Cease the Grease is a regional campaign, coordinated by the Galveston Bay Foundation (GBF), with the purpose of reducing sanitary sewer overflows through public education and awareness. Sanitary sewer overflows (SSOs) from fats, oils, and grease (FOG) are a source of concern for harmful bacteria found in Galveston Bay. Aging infrastructure, combined with improper disposal of FOG in single and multi-family homes, can lead to costly problems for both local governments and citizens in terms of sewer lines, home plumbing repairs, and environmental remediation.
Cease the Grease is directed towards five target audiences: homeowners, apartment residents, schools, cities, and restaurants. The goal of the campaign is to educate these audiences to properly dispose of FOG, recycle used cooking oil, and properly maintain grease traps in restaurants to prevent harmful bacteria from polluting Galveston Bay.
The well-being of Galveston Bay is critical to the vitality of the Houston-Galveston region. Chances are if you live, work, study, or recreate in or around Houston, you directly depend on Galveston Bay in some way.

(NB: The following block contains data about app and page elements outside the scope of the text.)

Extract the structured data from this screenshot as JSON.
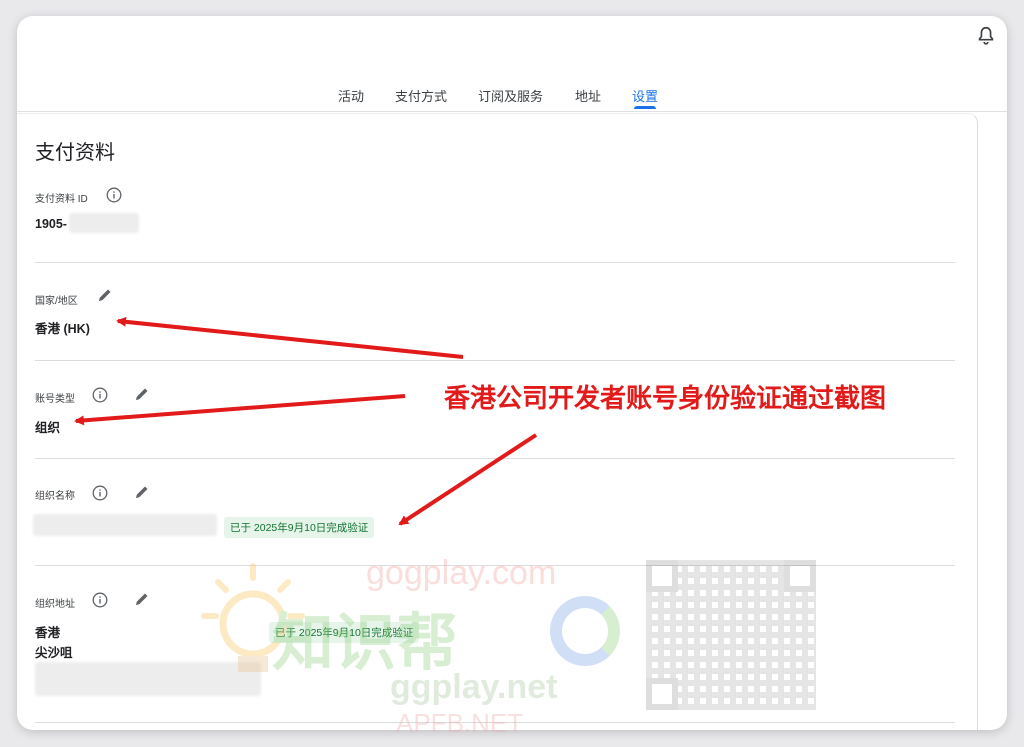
{
  "header": {
    "bell_icon": "bell-icon"
  },
  "tabs": [
    {
      "label": "活动"
    },
    {
      "label": "支付方式"
    },
    {
      "label": "订阅及服务"
    },
    {
      "label": "地址"
    },
    {
      "label": "设置",
      "active": true
    }
  ],
  "card": {
    "title": "支付资料",
    "profile_id": {
      "label": "支付资料 ID",
      "value": "1905-"
    },
    "country": {
      "label": "国家/地区",
      "value": "香港 (HK)"
    },
    "account_type": {
      "label": "账号类型",
      "value": "组织"
    },
    "org_name": {
      "label": "组织名称",
      "verified": "已于 2025年9月10日完成验证"
    },
    "org_address": {
      "label": "组织地址",
      "line1": "香港",
      "line2": "尖沙咀",
      "verified": "已于 2025年9月10日完成验证"
    }
  },
  "annotation": {
    "text": "香港公司开发者账号身份验证通过截图",
    "color": "#e21a1a"
  },
  "watermark": {
    "line1": "gogplay.com",
    "line2": "知识帮",
    "line3": "ggplay.net",
    "line4": "APFB.NET"
  },
  "colors": {
    "accent": "#1a73e8",
    "verified_bg": "#e6f4ea",
    "verified_text": "#137333",
    "arrow": "#e21a1a"
  }
}
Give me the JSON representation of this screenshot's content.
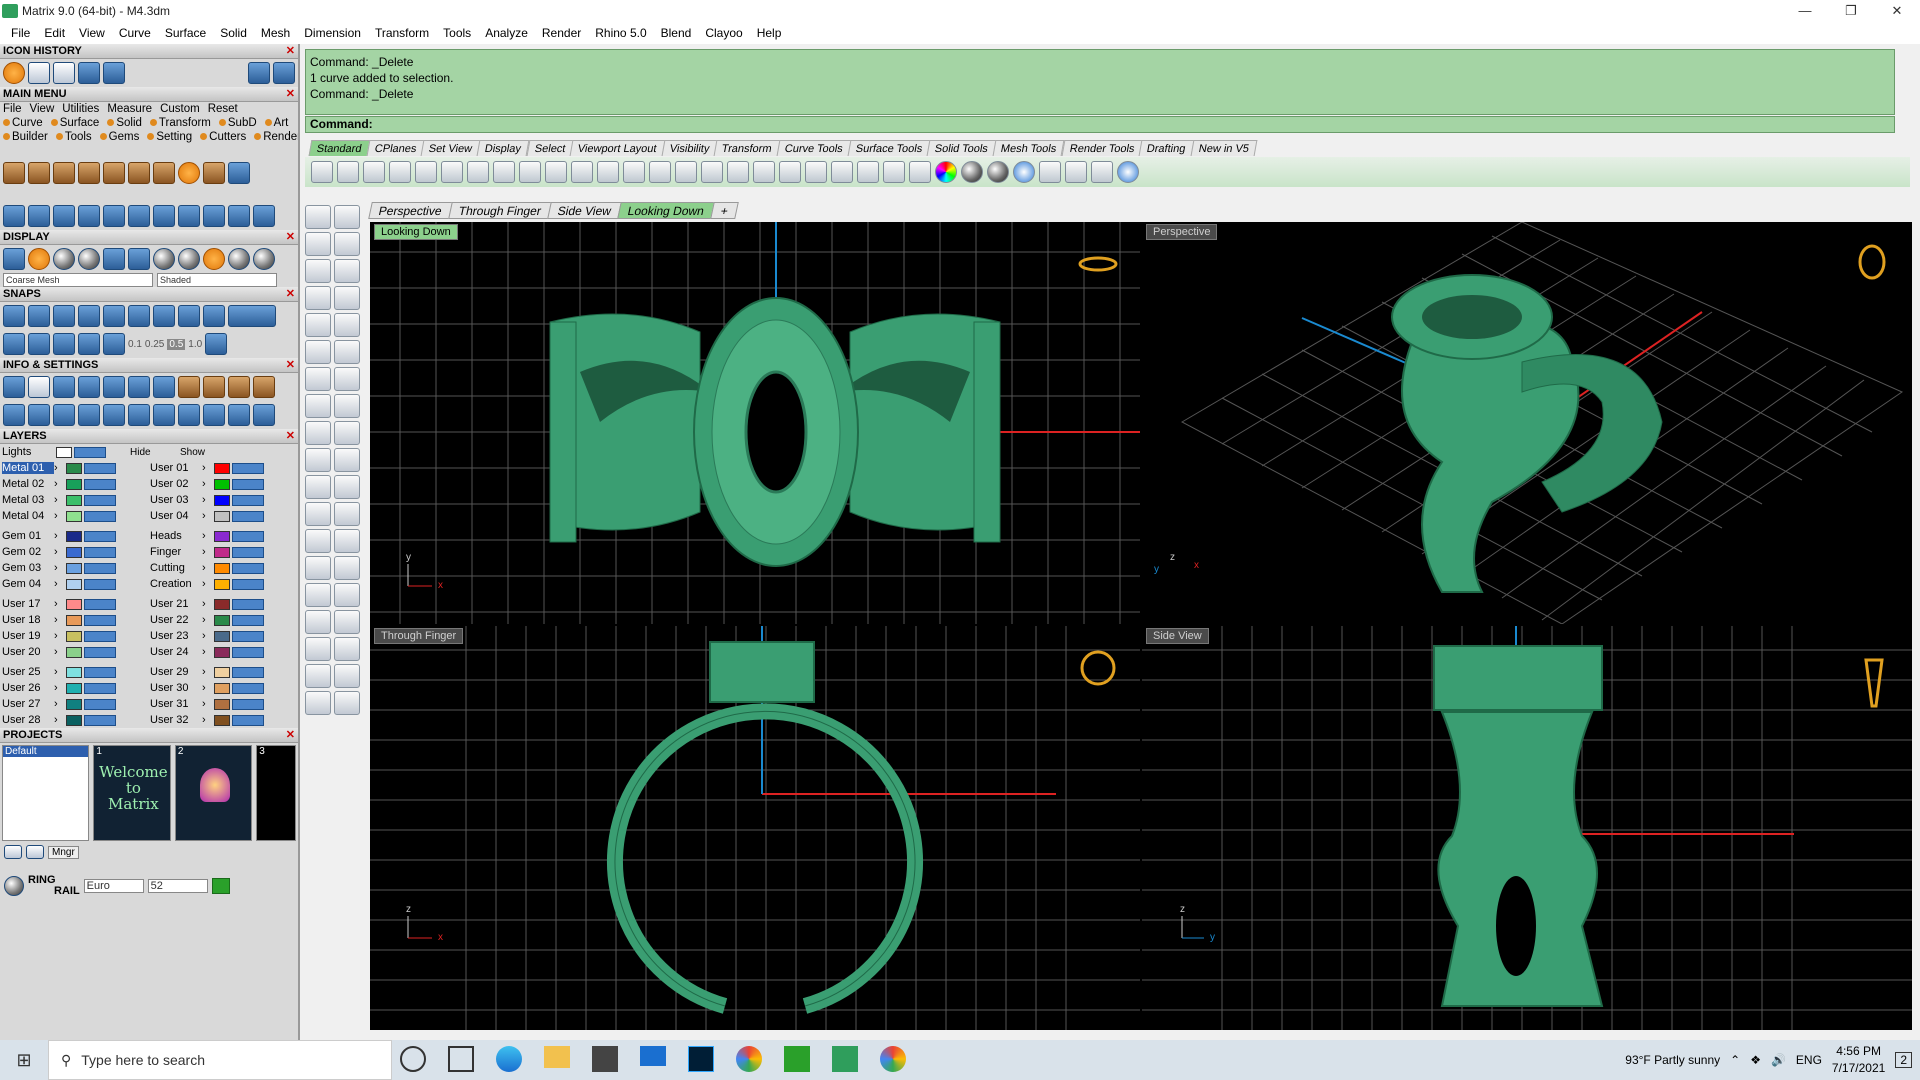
{
  "window": {
    "title": "Matrix 9.0 (64-bit) - M4.3dm"
  },
  "menubar": [
    "File",
    "Edit",
    "View",
    "Curve",
    "Surface",
    "Solid",
    "Mesh",
    "Dimension",
    "Transform",
    "Tools",
    "Analyze",
    "Render",
    "Rhino 5.0",
    "Blend",
    "Clayoo",
    "Help"
  ],
  "left": {
    "icon_history": "ICON HISTORY",
    "main_menu": "MAIN MENU",
    "main_menu_row1": [
      "File",
      "View",
      "Utilities",
      "Measure",
      "Custom",
      "Reset"
    ],
    "main_menu_row2": [
      "Curve",
      "Surface",
      "Solid",
      "Transform",
      "SubD",
      "Art"
    ],
    "main_menu_row3": [
      "Builder",
      "Tools",
      "Gems",
      "Setting",
      "Cutters",
      "Render"
    ],
    "display": "DISPLAY",
    "display_mesh": "Coarse Mesh",
    "display_mode": "Shaded",
    "snaps": "SNAPS",
    "snap_values": [
      "0.1",
      "0.25",
      "0.5",
      "1.0"
    ],
    "info": "INFO & SETTINGS",
    "layers": "LAYERS",
    "lights": "Lights",
    "hide": "Hide",
    "show": "Show",
    "layers_left": [
      {
        "name": "Metal 01",
        "color": "#2a8a4a",
        "selected": true
      },
      {
        "name": "Metal 02",
        "color": "#18a05a"
      },
      {
        "name": "Metal 03",
        "color": "#3bbf6a"
      },
      {
        "name": "Metal 04",
        "color": "#8fe08f"
      },
      {
        "name": "Gem 01",
        "color": "#1a2a8a"
      },
      {
        "name": "Gem 02",
        "color": "#3a6ad0"
      },
      {
        "name": "Gem 03",
        "color": "#6aa0e0"
      },
      {
        "name": "Gem 04",
        "color": "#b0d0f0"
      },
      {
        "name": "User 17",
        "color": "#ff8a8a"
      },
      {
        "name": "User 18",
        "color": "#e89a5a"
      },
      {
        "name": "User 19",
        "color": "#c8c060"
      },
      {
        "name": "User 20",
        "color": "#8ad08a"
      },
      {
        "name": "User 25",
        "color": "#7fe0e0"
      },
      {
        "name": "User 26",
        "color": "#20b0b0"
      },
      {
        "name": "User 27",
        "color": "#108080"
      },
      {
        "name": "User 28",
        "color": "#0a6060"
      }
    ],
    "layers_right": [
      {
        "name": "User 01",
        "color": "#ff0000"
      },
      {
        "name": "User 02",
        "color": "#00c000"
      },
      {
        "name": "User 03",
        "color": "#0000ff"
      },
      {
        "name": "User 04",
        "color": "#c0c0c0"
      },
      {
        "name": "Heads",
        "color": "#8a2ad0"
      },
      {
        "name": "Finger",
        "color": "#c02a8a"
      },
      {
        "name": "Cutting",
        "color": "#ff8a00"
      },
      {
        "name": "Creation",
        "color": "#ffb000"
      },
      {
        "name": "User 21",
        "color": "#8a2a2a"
      },
      {
        "name": "User 22",
        "color": "#2a8a4a"
      },
      {
        "name": "User 23",
        "color": "#4a6a8a"
      },
      {
        "name": "User 24",
        "color": "#8a2a5a"
      },
      {
        "name": "User 29",
        "color": "#f0d0a0"
      },
      {
        "name": "User 30",
        "color": "#e0a060"
      },
      {
        "name": "User 31",
        "color": "#b07040"
      },
      {
        "name": "User 32",
        "color": "#805020"
      }
    ],
    "projects": "PROJECTS",
    "project_default": "Default",
    "thumb_nums": [
      "1",
      "2",
      "3"
    ],
    "thumb_welcome": "Welcome to Matrix",
    "mngr": "Mngr",
    "ring_rail_1": "RING",
    "ring_rail_2": "RAIL",
    "ring_standard": "Euro",
    "ring_size": "52"
  },
  "command": {
    "history": [
      "Command: _Delete",
      "1 curve added to selection.",
      "Command: _Delete"
    ],
    "prompt": "Command:"
  },
  "toolbar_tabs": [
    "Standard",
    "CPlanes",
    "Set View",
    "Display",
    "Select",
    "Viewport Layout",
    "Visibility",
    "Transform",
    "Curve Tools",
    "Surface Tools",
    "Solid Tools",
    "Mesh Tools",
    "Render Tools",
    "Drafting",
    "New in V5"
  ],
  "viewport_tabs": [
    "Perspective",
    "Through Finger",
    "Side View",
    "Looking Down"
  ],
  "viewports": {
    "top_left": "Looking Down",
    "top_right": "Perspective",
    "bottom_left": "Through Finger",
    "bottom_right": "Side View"
  },
  "axis_labels": {
    "x": "x",
    "y": "y",
    "z": "z"
  },
  "taskbar": {
    "search_placeholder": "Type here to search",
    "weather": "93°F  Partly sunny",
    "lang": "ENG",
    "time": "4:56 PM",
    "date": "7/17/2021",
    "notif": "2"
  },
  "colors": {
    "ring": "#3a9e72",
    "command_bg": "#a4d4a4",
    "active_tab": "#8cd08c",
    "accent": "#2d5fae"
  }
}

The bay historically accounted for 90% of oysters commercially harvested in the state of Texas, but drought, hurricanes, and bacteria impairments have reduced that to about 30%. In addition, human and animal waste introduces nutrients into the bay that can lead to algal blooms and subsequent fish kills, and localized bacteria hotspots can make conditions temporarily unsafe for swimming. One of the major sources of bacteria and human waste entering the bay is from sewer overflows caused by fat, oil, and grease blockages from our kitchen sinks.

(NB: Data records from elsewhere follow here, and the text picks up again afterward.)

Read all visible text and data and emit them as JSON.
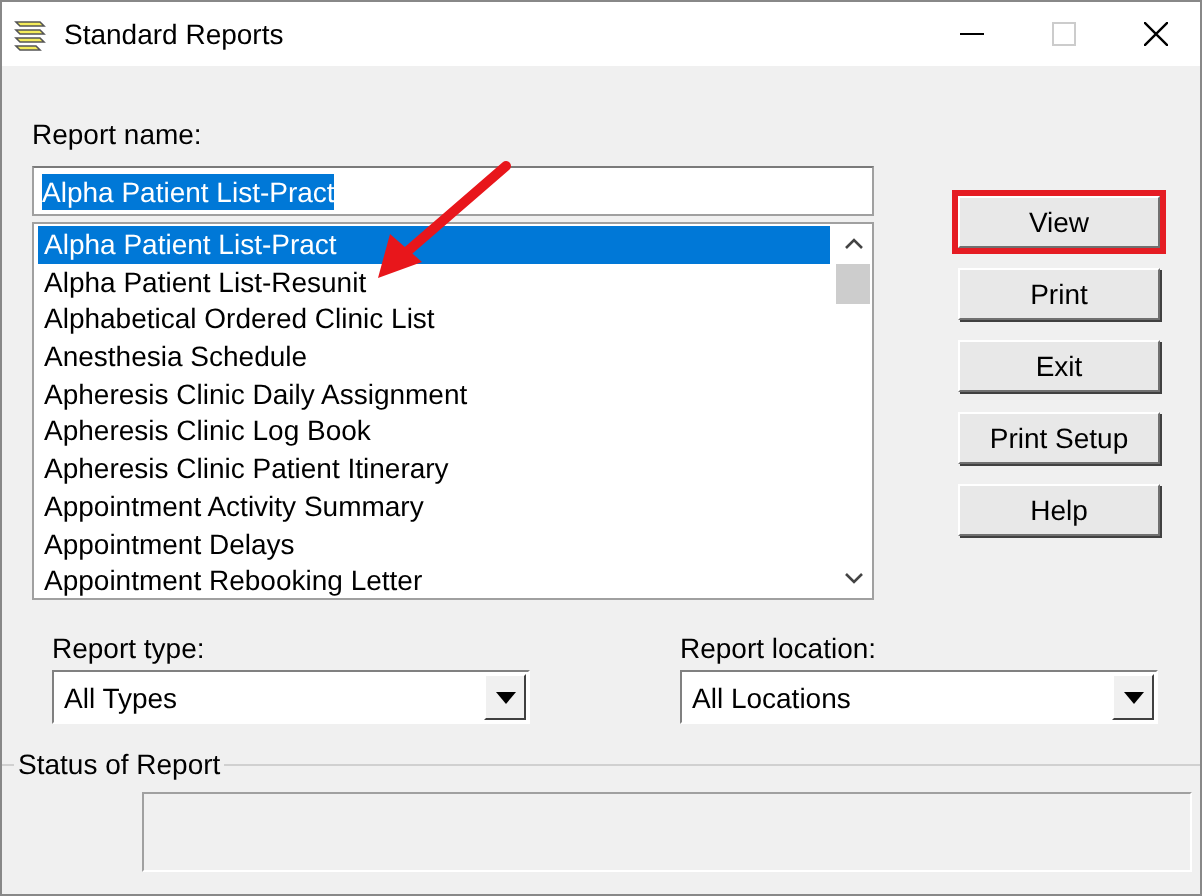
{
  "window": {
    "title": "Standard Reports"
  },
  "report_name": {
    "label": "Report name:",
    "value": "Alpha Patient List-Pract"
  },
  "reports": [
    {
      "label": "Alpha Patient List-Pract",
      "selected": true
    },
    {
      "label": "Alpha Patient List-Resunit",
      "selected": false
    },
    {
      "label": "Alphabetical Ordered Clinic List",
      "selected": false
    },
    {
      "label": "Anesthesia Schedule",
      "selected": false
    },
    {
      "label": "Apheresis Clinic Daily Assignment",
      "selected": false
    },
    {
      "label": "Apheresis Clinic Log Book",
      "selected": false
    },
    {
      "label": "Apheresis Clinic Patient Itinerary",
      "selected": false
    },
    {
      "label": "Appointment Activity Summary",
      "selected": false
    },
    {
      "label": "Appointment Delays",
      "selected": false
    },
    {
      "label": "Appointment Rebooking Letter",
      "selected": false
    }
  ],
  "buttons": [
    {
      "label": "View",
      "highlighted": true
    },
    {
      "label": "Print",
      "highlighted": false
    },
    {
      "label": "Exit",
      "highlighted": false
    },
    {
      "label": "Print Setup",
      "highlighted": false
    },
    {
      "label": "Help",
      "highlighted": false
    }
  ],
  "report_type": {
    "label": "Report type:",
    "value": "All Types"
  },
  "report_location": {
    "label": "Report location:",
    "value": "All Locations"
  },
  "status": {
    "label": "Status of Report"
  }
}
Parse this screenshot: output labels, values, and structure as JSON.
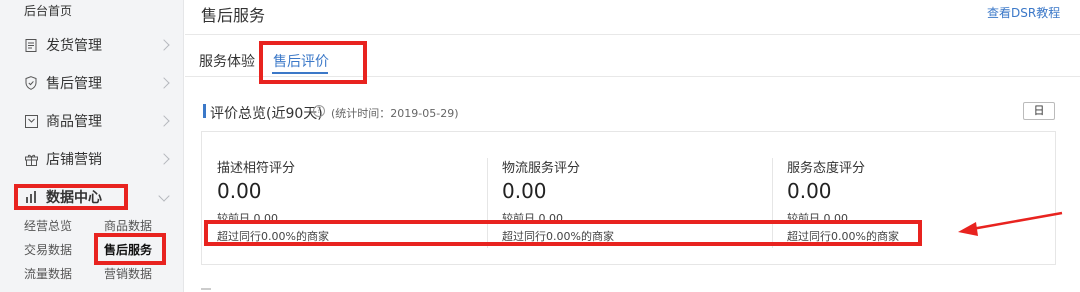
{
  "sidebar": {
    "home": "后台首页",
    "items": [
      {
        "label": "发货管理",
        "icon": "document-icon"
      },
      {
        "label": "售后管理",
        "icon": "shield-icon"
      },
      {
        "label": "商品管理",
        "icon": "product-icon"
      },
      {
        "label": "店铺营销",
        "icon": "gift-icon"
      },
      {
        "label": "数据中心",
        "icon": "bar-chart-icon"
      }
    ],
    "submenu": [
      "经营总览",
      "商品数据",
      "交易数据",
      "售后服务",
      "流量数据",
      "营销数据"
    ]
  },
  "header": {
    "title": "售后服务",
    "dsr_link": "查看DSR教程"
  },
  "tabs": [
    {
      "label": "服务体验",
      "active": false
    },
    {
      "label": "售后评价",
      "active": true
    }
  ],
  "overview": {
    "title": "评价总览(近90天)",
    "help": "?",
    "stat_time": "(统计时间：2019-05-29)",
    "period_button": "日"
  },
  "metrics": [
    {
      "name": "描述相符评分",
      "value": "0.00",
      "compare": "较前日 0.00",
      "exceed": "超过同行0.00%的商家"
    },
    {
      "name": "物流服务评分",
      "value": "0.00",
      "compare": "较前日 0.00",
      "exceed": "超过同行0.00%的商家"
    },
    {
      "name": "服务态度评分",
      "value": "0.00",
      "compare": "较前日 0.00",
      "exceed": "超过同行0.00%的商家"
    }
  ],
  "colors": {
    "accent": "#3b78c8",
    "annotation_red": "#e8231f"
  }
}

When fats, oils, and grease are poured down the drain, city sewer pipes become clogged. That doesn’t just mean an inconvenient problem for homeowners and city managers, but it also means trouble for Galveston Bay. Clogged pipes prevent waste from traveling to treatment plants. Instead, the untreated waste overflows onto city streets and travels into Galveston Bay via storm drains. This problem becomes especially harmful during heavy rainfall events.

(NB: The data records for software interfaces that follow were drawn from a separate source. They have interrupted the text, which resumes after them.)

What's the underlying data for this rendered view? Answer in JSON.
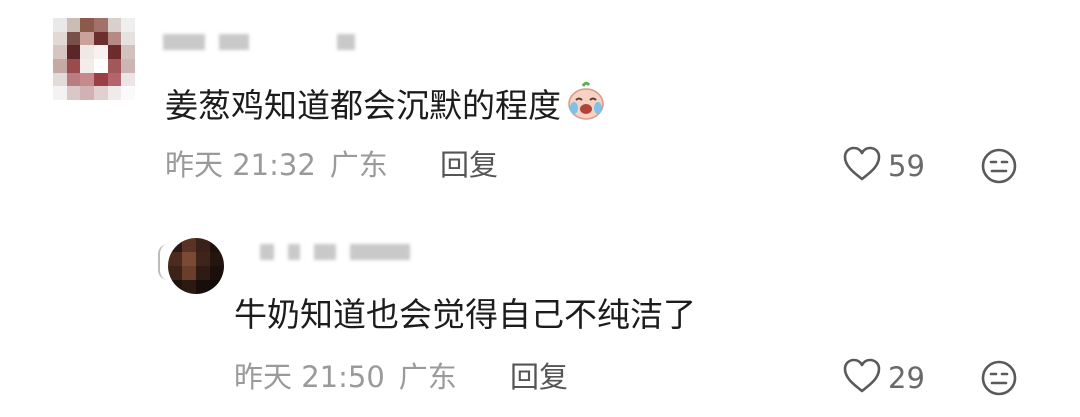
{
  "comments": [
    {
      "text": "姜葱鸡知道都会沉默的程度",
      "emoji": "crying-laughing-emoji",
      "time": "昨天 21:32",
      "location": "广东",
      "reply_label": "回复",
      "likes": "59"
    },
    {
      "text": "牛奶知道也会觉得自己不纯洁了",
      "time": "昨天 21:50",
      "location": "广东",
      "reply_label": "回复",
      "likes": "29"
    }
  ],
  "icons": {
    "like": "heart-outline-icon",
    "dislike": "meh-face-icon"
  },
  "colors": {
    "text": "#1c1c1c",
    "meta": "#9a9a9a",
    "reply": "#555555",
    "icon": "#5a5a5a"
  }
}
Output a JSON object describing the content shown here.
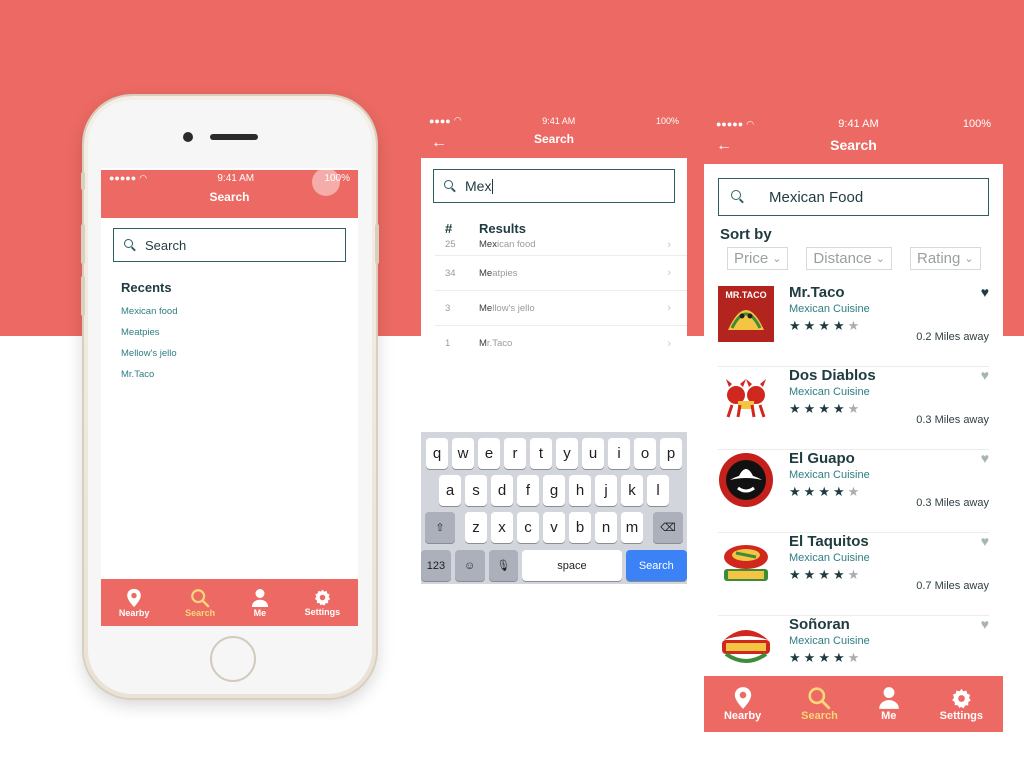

Septic systems and drain fields are affected too. Fats, oils, and grease discharged into septic systems cause malfunctions which lead to costly repairs and more frequent tank pump-outs. Properly disposing of kitchen fats, oils, and grease not only protects your home, but also your community and the health of Galveston Bay.
- Avoid using the garbage disposal by scraping food scraps, fats, oils, and grease into trash cans.
- Cover the kitchen sink drain with a catch basket and empty into the garbage as needed.
- Place oil and grease in covered (sealable) collection containers.
- Once collection containers are full, dispose of properly in the trash.
- Recycle used cooking oil at your nearest oil recycling station.
- Pour fats, oils, grease, and food scraps down the drain, even in small quantities and even if you have a garbage disposal.
- Rely on hot water to push fats, oil, and grease through the pipes. It won’t clear your pipes, and you will still experience clogs.
- Squirt dish soap down the drain with your grease, it won’t help break up a clog.
This campaign was adopted from Dallas Water Utilities, which very successfully launched the Cease the Grease Campaign in 2005 in partnership with the North Texas Grease Abatement Council. The Dallas Cease the Grease Campaign has dramatically reduced the occurrence of monthly SSOs, in the Dallas area, through public outreach, education, and enforcement. Dallas Water Utilities also uses the recycled cooking oil to create heat and electricity, which is then used to power the Southside Wastewater Treatment Plant. Dallas Water Utilities provided the campaign materials and concepts for Galveston Bay Foundation to adopt this campaign in Galveston Bay region.